Note It is odd to think of God being one, while also three, the Father, Son & Holy Ghost. I was discussing these mathematical results the other day with a friend. We have 1 + 2 + 3 + 4 + … = -1/12, which can be proved. We also have 1^2 + 2^2 + 3^2 + … = 9; and we have 1^3 + 2^3 + 3^3 + 4^3 + … = 1/120.
And there are many other like this. All series head off to Infinity, which we might say is where God lives, or Is, yet all have different manifestations or results. Infinity is a strange place. God is unfathomable.

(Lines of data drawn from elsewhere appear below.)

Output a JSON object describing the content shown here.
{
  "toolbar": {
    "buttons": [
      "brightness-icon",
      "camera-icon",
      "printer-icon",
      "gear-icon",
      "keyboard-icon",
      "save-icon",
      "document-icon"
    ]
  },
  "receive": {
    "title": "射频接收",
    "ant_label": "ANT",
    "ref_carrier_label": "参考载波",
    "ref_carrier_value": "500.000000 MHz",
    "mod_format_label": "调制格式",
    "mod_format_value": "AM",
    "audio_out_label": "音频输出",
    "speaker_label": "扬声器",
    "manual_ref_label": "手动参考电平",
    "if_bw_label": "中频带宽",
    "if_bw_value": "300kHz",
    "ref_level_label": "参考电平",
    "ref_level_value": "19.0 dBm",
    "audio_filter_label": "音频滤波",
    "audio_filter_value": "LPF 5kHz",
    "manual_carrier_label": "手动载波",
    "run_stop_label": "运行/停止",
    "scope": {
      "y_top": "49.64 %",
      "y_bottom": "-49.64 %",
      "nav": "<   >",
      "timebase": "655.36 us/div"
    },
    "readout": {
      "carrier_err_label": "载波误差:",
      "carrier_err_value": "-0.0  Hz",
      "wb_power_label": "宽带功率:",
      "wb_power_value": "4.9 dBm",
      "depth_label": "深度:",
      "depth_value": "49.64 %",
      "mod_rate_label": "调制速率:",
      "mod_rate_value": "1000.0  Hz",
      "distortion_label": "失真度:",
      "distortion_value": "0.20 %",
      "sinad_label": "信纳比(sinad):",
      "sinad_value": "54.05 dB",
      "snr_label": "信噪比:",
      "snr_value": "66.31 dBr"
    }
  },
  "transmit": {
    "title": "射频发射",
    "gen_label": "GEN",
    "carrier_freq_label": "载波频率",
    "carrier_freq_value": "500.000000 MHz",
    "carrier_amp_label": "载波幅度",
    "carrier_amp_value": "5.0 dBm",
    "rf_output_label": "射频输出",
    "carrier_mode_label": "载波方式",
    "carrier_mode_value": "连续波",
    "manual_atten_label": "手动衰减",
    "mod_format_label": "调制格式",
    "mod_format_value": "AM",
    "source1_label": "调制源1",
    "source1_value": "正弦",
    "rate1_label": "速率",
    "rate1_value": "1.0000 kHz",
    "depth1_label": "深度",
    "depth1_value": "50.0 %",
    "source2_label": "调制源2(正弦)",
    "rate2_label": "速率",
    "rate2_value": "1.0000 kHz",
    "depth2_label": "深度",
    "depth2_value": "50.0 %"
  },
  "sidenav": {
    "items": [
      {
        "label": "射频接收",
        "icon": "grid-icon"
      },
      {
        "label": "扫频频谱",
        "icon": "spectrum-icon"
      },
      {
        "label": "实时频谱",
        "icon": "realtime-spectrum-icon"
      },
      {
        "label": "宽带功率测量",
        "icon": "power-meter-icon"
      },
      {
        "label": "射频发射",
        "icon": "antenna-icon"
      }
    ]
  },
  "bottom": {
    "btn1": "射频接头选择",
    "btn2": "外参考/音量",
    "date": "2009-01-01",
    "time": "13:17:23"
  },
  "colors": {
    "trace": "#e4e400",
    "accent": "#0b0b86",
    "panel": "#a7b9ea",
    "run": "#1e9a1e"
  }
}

9 Furthermore, if it is by the mystery of the Incarnation alone that the Son is distinguished from the Father, there was no distinction whatever before the Incarnation. In the sacred Scripture, however, the Son is found to have been distinct from the Father even before the Incarnation. For it says in John (1:1): “In the beginning was the Word, and the Word was with God, and the Word was God.” So, the Word who was with God had some distinction from Him. This is our usual manner of speaking: one is said “to be with” another.
In the same way in Proverbs (8:30) the Begotten says: “I was with Him forming all things.” Here, again, an association and some distinction is designated. It says also in Hosea (1:7): “I will have mercy on the house of Judah, and I will save them by the Lord their God,” where God the Father is speaking of saving the people in God the Son, as of a person distinct from Himself, who is held worthy of the name of God. We read, also, in Genesis (1:26): “Let us make man to our image and likeness”; and in this the plurality and distinction of those who make man is expressly designated. Yet Scripture teaches that man was made by God alone. Thus, there was a plurality and distinction of God the Father and God the Son even before the Incarnation of Christ. Therefore, the Father Himself is not called the Son by reason of the mystery of the Incarnation.
10 Furthermore, true sonship relates to the supposit of the one called son, for it is not a man’s hand or foot which receives the name of sonship properly speaking, but the man himself whose parts they are. But the names of “paternity” and of “sonship” require a distinction in those to whom they are applied, just as “begetting” and “begotten” do. Necessarily, then, if one is truly called son he must be distinguished in supposit from his father. But Christ is truly the Son of God, for we read in 1 John (5:20): “That we may be in His true Son, Jesus Christ.” Necessarily, then, Christ is distinct in supposit from the Father.
Therefore, the Father Himself is not the Son. Furthermore, after the mystery of the Incarnation the Father proclaims of the Son: “This is My beloved Son” (Mat. 3:17). Such a designation is a reference to a supposit. Christ is, therefore, as a supposit other than the Father.
11 The points by which Sabellius attempts to strengthen his position do not prove what he intends to prove. We will make this clear more fully later on. For, by reason of the truth that “God is one,” or that “the Father is in the Son and the Son in the Father,” one does not bold that the Father and the Son are one in supposit; there can be a unity of two who are distinct in supposit.